The iron parapet of the Welney Bridge was 4.04 m. above the canal water. The old Bedford Bridge, about 9.6 km away, was brick and a little higher. On this bridge, a large sheet of white calico, of 1.80 m, was fixed. long and 0.90 m. wide, with a wide black band along the center; the lower edge of which was at the same height from the water as the parapet of the Welney bridge; so that the center of it would be as high as the line of sight of the large six-inch telescope that Wallace brought. At the central point, about three miles from each bridge, a long pole with two red discs was fixed on it, the upper one, which had the same height above the water at its center as the center of the black band on the calico and of the telescope, while the second disk was 1.22 m. below.

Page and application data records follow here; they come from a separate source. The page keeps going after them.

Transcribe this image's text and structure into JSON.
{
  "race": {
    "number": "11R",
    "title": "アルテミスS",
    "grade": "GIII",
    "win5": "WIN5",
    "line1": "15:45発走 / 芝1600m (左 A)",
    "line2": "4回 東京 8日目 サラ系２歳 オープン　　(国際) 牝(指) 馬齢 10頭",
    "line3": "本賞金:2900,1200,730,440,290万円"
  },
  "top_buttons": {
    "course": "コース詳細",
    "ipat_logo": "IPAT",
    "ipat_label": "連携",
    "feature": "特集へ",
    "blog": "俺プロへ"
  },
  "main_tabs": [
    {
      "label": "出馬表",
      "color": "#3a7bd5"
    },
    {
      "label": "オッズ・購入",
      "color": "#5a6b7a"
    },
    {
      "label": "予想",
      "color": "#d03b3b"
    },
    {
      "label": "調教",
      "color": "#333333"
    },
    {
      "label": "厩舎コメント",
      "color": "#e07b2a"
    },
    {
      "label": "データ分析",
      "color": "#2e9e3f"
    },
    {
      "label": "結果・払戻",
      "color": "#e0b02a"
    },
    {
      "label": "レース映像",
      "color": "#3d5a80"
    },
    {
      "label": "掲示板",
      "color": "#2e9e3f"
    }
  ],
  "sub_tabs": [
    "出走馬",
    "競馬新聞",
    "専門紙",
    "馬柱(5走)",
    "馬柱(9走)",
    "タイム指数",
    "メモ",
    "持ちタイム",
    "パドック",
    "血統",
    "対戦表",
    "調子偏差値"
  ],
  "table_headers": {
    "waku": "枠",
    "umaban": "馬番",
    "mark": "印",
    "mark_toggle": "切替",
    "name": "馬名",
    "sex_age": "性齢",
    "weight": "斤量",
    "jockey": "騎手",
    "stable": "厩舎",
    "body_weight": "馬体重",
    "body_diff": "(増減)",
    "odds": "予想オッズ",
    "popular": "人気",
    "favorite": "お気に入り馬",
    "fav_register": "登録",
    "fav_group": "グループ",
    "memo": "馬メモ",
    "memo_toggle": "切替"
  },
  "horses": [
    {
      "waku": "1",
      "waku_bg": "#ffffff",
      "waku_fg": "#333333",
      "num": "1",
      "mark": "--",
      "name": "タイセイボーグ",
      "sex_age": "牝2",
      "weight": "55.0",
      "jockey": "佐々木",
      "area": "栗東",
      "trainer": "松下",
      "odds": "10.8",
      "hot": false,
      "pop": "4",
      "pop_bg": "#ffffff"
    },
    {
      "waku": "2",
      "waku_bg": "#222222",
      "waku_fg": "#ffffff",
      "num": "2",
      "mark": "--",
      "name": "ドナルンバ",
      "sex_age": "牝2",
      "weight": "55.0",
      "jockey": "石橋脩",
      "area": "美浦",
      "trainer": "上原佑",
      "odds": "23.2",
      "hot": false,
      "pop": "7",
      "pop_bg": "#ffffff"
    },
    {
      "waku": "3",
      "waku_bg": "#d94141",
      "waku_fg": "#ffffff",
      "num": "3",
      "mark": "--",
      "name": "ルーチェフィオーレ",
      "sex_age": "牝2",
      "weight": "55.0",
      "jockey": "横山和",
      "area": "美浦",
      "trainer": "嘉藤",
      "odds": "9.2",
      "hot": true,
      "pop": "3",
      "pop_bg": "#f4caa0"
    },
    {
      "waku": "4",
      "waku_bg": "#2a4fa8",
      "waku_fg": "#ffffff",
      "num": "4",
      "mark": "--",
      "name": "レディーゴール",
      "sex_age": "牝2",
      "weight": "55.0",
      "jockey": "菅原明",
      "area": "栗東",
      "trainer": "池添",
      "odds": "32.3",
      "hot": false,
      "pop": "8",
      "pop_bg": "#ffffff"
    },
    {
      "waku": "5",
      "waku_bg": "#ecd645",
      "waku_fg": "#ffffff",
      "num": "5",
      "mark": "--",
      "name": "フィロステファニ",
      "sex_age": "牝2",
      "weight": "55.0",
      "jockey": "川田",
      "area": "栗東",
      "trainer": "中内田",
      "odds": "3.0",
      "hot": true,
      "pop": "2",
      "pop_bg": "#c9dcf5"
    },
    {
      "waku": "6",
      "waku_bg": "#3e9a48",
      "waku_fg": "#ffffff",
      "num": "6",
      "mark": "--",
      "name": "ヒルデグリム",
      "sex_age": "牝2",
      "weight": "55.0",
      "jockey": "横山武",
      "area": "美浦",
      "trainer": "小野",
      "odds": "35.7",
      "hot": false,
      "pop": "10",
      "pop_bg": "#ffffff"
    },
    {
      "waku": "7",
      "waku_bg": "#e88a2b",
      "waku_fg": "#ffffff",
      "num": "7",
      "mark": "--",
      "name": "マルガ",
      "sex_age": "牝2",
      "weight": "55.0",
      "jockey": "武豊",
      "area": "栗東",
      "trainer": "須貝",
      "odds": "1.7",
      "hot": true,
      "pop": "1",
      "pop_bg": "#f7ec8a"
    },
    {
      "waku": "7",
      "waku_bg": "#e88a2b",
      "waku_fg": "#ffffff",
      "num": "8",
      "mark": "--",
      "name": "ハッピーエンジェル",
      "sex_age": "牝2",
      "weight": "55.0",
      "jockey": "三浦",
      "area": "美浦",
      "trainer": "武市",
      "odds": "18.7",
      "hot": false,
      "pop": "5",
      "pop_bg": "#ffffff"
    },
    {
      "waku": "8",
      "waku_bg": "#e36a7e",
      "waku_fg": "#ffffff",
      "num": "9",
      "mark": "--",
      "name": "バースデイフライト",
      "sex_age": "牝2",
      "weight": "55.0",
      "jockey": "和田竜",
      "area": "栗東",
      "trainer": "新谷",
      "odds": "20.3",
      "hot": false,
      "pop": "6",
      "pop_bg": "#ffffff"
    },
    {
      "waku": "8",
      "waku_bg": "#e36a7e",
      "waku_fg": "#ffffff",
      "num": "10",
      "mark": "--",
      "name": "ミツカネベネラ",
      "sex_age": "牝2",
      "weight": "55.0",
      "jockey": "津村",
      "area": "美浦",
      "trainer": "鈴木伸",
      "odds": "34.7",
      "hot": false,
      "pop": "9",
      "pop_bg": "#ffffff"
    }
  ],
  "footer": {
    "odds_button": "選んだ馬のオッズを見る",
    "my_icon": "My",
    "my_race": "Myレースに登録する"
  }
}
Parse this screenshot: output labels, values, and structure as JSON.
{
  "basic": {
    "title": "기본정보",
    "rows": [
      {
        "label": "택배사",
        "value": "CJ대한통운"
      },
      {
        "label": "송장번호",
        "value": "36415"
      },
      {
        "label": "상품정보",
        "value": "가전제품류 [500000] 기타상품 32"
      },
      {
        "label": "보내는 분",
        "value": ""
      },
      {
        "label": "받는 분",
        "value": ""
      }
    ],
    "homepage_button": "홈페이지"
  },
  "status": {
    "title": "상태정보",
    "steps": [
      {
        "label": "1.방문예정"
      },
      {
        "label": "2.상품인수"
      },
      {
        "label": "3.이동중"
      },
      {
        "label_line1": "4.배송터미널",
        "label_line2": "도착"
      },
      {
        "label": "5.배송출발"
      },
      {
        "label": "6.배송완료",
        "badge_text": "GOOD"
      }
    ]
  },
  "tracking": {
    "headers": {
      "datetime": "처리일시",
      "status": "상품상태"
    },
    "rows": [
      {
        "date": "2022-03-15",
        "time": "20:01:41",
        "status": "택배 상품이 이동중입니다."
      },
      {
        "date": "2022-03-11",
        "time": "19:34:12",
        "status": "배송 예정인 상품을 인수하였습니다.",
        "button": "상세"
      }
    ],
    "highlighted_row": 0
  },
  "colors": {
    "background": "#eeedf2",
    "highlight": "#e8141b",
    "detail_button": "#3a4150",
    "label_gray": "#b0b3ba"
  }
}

It is clear that if the surface of the water is a perfectly straight line for 9.6 km, the three objects: the telescope, the upper disk, and the black band would be perfectly aligned at the same height above the water, the disk would have to be seen in the telescope projected on the band of black color; while, if the surface of the water is convexly curved, then the upper disc would have to be higher than the black colored band, such difference in height, due to the known size of the earth, should be 1.57 meters , what amount will be reduced a little by refraction to perhaps 1,50 m.

https://4.bp.blogspot.com/-SmE5an_x8wU/WPwUAvtvuNI/AAAAAAAAAG4/7ikWA48jhRoFcQOn4J3g6lM93_PBuLZEgCLcB/s1600/1905_Wallace_A237.2_fig399.jpg

https://1.bp.blogspot.com/-tFoXowO8bEk/WPwSNrHKc6I/AAAAAAAAAGk/Ra4D2--yqgQc4Sc-0L8bnpOvCYrStXB1ACLcB/s1600/1905_Wallace_A237.2_fig400.jpg

The experiment, in practice, is not as easy as in theory. To avoid susceptibilities, you have to be extremely careful in measuring the heights and positions of the targets and the telescope. You have to be lucky with visibility conditions, and take into account things such as the refraction of light caused by the atmosphere, which is noticeable at a distance of six miles, and varies according to the time of day and atmospheric conditions.

The result of the experiment was the predictable: The central target appeared elevated on the telescope-bridge visual line about five and a half feet (1.68 m), giving the reason to Wallace. A calculation made by taking a land radius of 6371 km. and a distance between each mark of 4,828 km. yields the result that the center mark should have appeared at 1.83m. on the visual line. Given the circumstances, it seems a pretty good result.

Walsh determined that the Earth's curvature was proven, and handed the money to Wallace, the winner.